This is a lovely meditation (sometimes called “metta” meditation). The practice focuses on sending warm thoughts, loving intentions, and kindness to yourself, your friends and family, your enemies, and the broader world community.
Repeat simple phrases like “may I (you/we) be peaceful.” May I (you/we) be healthy.” There are great benefits to this practice, some of which have been scientifically proven. For example, the Loving-Kindness Meditation is said to reduce the physiological stress response, suppress body inflammation, and even improve cognition, emotions, and physical well-being.
Related Article: Relaxation Techniques – Simple Ways To Relax The Body And Mind
To round out the meditative asana yoga practice, the addition of Pranayama will cultivate a full and rich experience for the practitioner.
Once you have settled into your seated position and decided upon your meditative practice, it is time to introduce Pranayama. These are breathing techniques that involve controlling aspects of your breath to generate a healthier mind and body.
Here are two Pranayama practices you can use during your meditative asana session.
Ujjayi Pranayama (Victorious Breath):
Ujjayi breathing uses your throat muscles to produce the breath flow while air moves through your nostrils.
- With your mouth closed, draw in breath as if your mouth was open (like you were gasping for breath in slow motion.)
- With a slight force from the back of your throat, exhale as if your mouth was open (like fogging a mirror.)
- Continue with steady breaths in and out.
- The process generates heat within your body, while also creating a sense of calm.
Samavritti (Balancing Breath or Counting Breath)
Samavritti is a wonderful breathing exercise that will produce balance, ease, and calm, throughout your body.
- As you inhale gently through your nose, count slowly to four.
- At the top of the breath, hold for four counts.

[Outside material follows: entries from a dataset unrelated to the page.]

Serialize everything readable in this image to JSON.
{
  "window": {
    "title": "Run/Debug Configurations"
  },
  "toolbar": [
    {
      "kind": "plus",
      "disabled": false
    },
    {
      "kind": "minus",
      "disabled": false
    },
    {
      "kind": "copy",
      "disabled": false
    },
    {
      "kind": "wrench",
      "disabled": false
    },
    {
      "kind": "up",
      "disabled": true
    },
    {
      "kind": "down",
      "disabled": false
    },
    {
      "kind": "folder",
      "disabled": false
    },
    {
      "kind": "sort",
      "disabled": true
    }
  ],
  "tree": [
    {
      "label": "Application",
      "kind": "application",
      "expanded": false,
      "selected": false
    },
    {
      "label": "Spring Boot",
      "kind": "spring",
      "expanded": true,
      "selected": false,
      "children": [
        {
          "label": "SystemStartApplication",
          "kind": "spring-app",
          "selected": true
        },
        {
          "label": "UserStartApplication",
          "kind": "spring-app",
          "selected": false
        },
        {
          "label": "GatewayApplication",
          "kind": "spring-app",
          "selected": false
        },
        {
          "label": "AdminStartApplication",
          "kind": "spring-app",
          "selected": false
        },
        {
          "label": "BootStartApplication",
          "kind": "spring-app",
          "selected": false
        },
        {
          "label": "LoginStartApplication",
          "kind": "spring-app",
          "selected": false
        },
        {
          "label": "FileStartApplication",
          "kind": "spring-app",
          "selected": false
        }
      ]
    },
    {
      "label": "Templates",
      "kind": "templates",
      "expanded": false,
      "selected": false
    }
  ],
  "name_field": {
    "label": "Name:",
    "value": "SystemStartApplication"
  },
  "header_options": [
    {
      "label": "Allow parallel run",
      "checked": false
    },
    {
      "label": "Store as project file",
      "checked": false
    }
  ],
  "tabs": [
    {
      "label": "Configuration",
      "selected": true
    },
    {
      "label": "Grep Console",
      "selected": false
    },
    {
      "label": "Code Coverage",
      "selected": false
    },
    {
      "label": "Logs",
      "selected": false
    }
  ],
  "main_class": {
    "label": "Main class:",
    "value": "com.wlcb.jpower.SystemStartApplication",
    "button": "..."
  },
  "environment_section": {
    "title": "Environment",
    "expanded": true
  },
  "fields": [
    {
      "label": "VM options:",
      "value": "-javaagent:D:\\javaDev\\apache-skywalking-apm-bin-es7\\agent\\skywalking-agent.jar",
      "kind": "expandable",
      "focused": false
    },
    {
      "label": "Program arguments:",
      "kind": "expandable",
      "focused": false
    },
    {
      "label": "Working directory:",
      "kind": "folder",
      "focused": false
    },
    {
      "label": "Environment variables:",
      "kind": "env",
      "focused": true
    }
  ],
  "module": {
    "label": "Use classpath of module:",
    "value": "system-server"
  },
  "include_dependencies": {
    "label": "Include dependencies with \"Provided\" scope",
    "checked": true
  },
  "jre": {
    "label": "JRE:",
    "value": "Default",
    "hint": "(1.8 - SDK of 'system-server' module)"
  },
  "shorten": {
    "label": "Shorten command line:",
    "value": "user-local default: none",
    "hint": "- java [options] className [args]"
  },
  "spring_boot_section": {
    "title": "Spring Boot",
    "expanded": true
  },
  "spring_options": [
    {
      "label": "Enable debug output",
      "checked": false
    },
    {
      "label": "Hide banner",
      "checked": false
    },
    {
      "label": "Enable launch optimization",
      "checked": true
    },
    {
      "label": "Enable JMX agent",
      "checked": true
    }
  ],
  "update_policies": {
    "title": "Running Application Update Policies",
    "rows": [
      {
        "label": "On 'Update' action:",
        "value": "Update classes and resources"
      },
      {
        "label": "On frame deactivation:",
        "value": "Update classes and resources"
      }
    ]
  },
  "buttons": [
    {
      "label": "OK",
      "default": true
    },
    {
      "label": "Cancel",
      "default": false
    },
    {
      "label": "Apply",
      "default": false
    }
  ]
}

Do your best not to tense up; the idea is to remain relaxed as possible.
- As you exhale, count for another set of four.
- Repeat for several rounds.
The intention of this pranayama practice is to reduce/eliminate mental chatter and to help manage stress levels.
Now you’re ready to combine all of these elements together to create a comprehensive yoga session. Choose a comfortable seated yoga posture. Once in place, decide the type of meditation you’d like to practice. While engaged in your meditation, remain focused using a Pranayama exercise.
Final Thoughts On Meditative Asanas!
To begin, spend 3 to 5 minutes with your meditative asana. As you gain more practice, increase the time. You’ll find that with consistent practice, you’ll have a clearer mind. Furthermore, will be able to concentrate better, and help release stress from your mind and body.
Consequently, this will lead to better thoughts about yourself and others, and an overall improved short and long term health outlook.